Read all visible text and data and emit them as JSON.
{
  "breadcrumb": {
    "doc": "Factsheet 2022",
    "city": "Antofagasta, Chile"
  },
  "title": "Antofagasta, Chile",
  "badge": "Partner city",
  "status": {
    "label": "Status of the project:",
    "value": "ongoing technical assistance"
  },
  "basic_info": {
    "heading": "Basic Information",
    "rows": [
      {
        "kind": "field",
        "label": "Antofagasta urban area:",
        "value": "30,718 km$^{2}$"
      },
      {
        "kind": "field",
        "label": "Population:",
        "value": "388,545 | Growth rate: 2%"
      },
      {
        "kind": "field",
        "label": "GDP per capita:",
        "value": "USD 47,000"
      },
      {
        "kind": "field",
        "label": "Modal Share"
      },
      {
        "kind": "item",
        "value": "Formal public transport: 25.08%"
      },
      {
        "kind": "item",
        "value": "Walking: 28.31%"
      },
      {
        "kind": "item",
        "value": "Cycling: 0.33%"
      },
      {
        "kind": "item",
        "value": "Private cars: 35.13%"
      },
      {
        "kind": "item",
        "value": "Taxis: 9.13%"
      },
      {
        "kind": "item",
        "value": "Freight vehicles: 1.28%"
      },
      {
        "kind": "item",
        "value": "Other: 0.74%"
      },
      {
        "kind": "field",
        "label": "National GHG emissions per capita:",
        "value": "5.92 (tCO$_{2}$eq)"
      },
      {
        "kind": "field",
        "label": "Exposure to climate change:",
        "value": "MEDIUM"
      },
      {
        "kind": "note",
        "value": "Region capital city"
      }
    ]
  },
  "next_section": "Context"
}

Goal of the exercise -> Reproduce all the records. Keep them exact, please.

Task result ->
Read all visible text and data and emit them as JSON.
{
  "breadcrumb": {
    "doc": "Factsheet 2022",
    "city": "Antofagasta, Chile"
  },
  "title": "Antofagasta, Chile",
  "badge": "Partner city",
  "status": {
    "label": "Status of the project:",
    "value": "ongoing technical assistance"
  },
  "basic_info": {
    "heading": "Basic Information",
    "rows": [
      {
        "kind": "field",
        "label": "Antofagasta urban area:",
        "value": "30,718 km$^{2}$"
      },
      {
        "kind": "field",
        "label": "Population:",
        "value": "388,545 | Growth rate: 2%"
      },
      {
        "kind": "field",
        "label": "GDP per capita:",
        "value": "USD 47,000"
      },
      {
        "kind": "field",
        "label": "Modal Share"
      },
      {
        "kind": "item",
        "value": "Formal public transport: 25.08%"
      },
      {
        "kind": "item",
        "value": "Walking: 28.31%"
      },
      {
        "kind": "item",
        "value": "Cycling: 0.33%"
      },
      {
        "kind": "item",
        "value": "Private cars: 35.13%"
      },
      {
        "kind": "item",
        "value": "Taxis: 9.13%"
      },
      {
        "kind": "item",
        "value": "Freight vehicles: 1.28%"
      },
      {
        "kind": "item",
        "value": "Other: 0.74%"
      },
      {
        "kind": "field",
        "label": "National GHG emissions per capita:",
        "value": "5.92 (tCO$_{2}$eq)"
      },
      {
        "kind": "field",
        "label": "Exposure to climate change:",
        "value": "MEDIUM"
      },
      {
        "kind": "note",
        "value": "Region capital city"
      }
    ]
  },
  "next_section": "Context"
}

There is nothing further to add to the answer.